Importantly, Gen Z expects leaders to not just be knowledgeable about transgender and non-binary issues, but to be inclusive and conversant.
A 2023 Deloitte survey of more than 22,000 Gen Zs and millennials across 44 countries examined their shifting relationship with work, and how they continue to make lifestyle and career decisions based on their values. The survey underscores continuing concerns about finances, climate change and mental health.
“For Gen Z the concept of gender is fluid,” noted Jean M. Twenge, Ph.D., professor of psychology at San Diego State University and the author of Generations: The Real Differences between Gen Z, Millennials, Gen X, Boomers and Silents—and What They Mean for America’s Future, “Gen Z young adults are much more likely to report identifying as either trans or nonbinary than other generations. While only 1 out of 1,000 Boomers report they are transgender (one-tenth of 1%), 23 out of 1,000 Gen Z young adults (2.30%) identify as trans—20 times more. By this estimate, there are now more trans young adults in the U.S. than the number of people living in Boston.”

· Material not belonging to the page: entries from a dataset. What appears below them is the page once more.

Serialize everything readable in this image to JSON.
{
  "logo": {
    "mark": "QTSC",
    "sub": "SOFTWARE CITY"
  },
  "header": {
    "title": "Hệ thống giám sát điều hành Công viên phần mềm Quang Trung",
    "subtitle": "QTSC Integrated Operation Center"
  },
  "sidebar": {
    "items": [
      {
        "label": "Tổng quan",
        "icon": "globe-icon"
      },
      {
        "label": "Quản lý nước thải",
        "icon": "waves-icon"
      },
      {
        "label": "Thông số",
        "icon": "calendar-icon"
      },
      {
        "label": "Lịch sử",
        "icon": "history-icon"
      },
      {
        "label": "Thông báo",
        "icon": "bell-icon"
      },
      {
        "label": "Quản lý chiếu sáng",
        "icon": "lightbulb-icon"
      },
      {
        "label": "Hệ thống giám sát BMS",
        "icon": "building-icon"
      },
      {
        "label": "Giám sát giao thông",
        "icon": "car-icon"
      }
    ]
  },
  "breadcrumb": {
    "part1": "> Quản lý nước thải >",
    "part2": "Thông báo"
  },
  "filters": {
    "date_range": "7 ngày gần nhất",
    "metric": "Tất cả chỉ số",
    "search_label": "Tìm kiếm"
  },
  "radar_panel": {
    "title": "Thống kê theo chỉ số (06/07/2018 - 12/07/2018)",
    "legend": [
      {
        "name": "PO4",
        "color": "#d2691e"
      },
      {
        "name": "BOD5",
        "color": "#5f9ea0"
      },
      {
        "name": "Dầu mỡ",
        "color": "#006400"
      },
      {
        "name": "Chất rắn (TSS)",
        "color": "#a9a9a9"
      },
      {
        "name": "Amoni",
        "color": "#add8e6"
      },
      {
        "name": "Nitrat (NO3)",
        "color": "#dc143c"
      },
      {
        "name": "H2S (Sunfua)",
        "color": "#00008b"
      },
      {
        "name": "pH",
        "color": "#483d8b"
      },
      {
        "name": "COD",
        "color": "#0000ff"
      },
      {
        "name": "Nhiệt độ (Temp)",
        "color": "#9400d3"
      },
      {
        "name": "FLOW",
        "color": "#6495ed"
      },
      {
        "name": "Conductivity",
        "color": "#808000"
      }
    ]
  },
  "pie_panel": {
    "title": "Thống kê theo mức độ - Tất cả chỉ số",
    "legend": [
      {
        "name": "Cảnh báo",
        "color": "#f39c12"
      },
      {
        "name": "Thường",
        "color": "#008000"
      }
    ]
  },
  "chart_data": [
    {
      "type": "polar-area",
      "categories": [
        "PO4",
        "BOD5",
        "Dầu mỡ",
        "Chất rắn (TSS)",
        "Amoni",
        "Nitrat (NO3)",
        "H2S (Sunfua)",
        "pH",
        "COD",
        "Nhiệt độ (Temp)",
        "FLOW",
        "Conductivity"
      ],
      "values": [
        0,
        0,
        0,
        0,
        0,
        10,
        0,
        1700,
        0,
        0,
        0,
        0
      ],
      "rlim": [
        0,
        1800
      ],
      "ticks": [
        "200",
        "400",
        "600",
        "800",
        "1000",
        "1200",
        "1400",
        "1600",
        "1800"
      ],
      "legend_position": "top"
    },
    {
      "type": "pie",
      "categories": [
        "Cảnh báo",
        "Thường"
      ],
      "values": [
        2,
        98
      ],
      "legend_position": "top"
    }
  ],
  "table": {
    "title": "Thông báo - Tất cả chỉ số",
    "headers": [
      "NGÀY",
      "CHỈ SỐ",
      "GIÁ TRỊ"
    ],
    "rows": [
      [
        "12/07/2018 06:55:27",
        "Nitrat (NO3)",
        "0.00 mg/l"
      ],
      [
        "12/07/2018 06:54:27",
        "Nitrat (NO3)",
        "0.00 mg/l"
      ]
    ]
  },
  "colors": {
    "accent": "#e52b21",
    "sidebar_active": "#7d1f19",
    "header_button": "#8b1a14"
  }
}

Tweeter offers this advice in a recent Time article, “The large generational difference in gender identity suggests an intensifying need for empathy, understanding and communication across the generations in the years to come.”
How can you foster conversations and workplace inclusion?
During Pride month, ask yourself are your views on gender changing? Reflect on your responses and seek out additional information as needed. Then have conversations with your peers to discuss their thoughts and experiences. As we work to challenge stereotypes, fight bias and broaden perceptions, here are some resources to assist in including more voices in gender equity conversations at work:
- Gabrielle Claiborne – Transformation Journeys Worldwide
- Ashley T Brundage – Empowering Difference
- Expanding the Gender Equity Conversation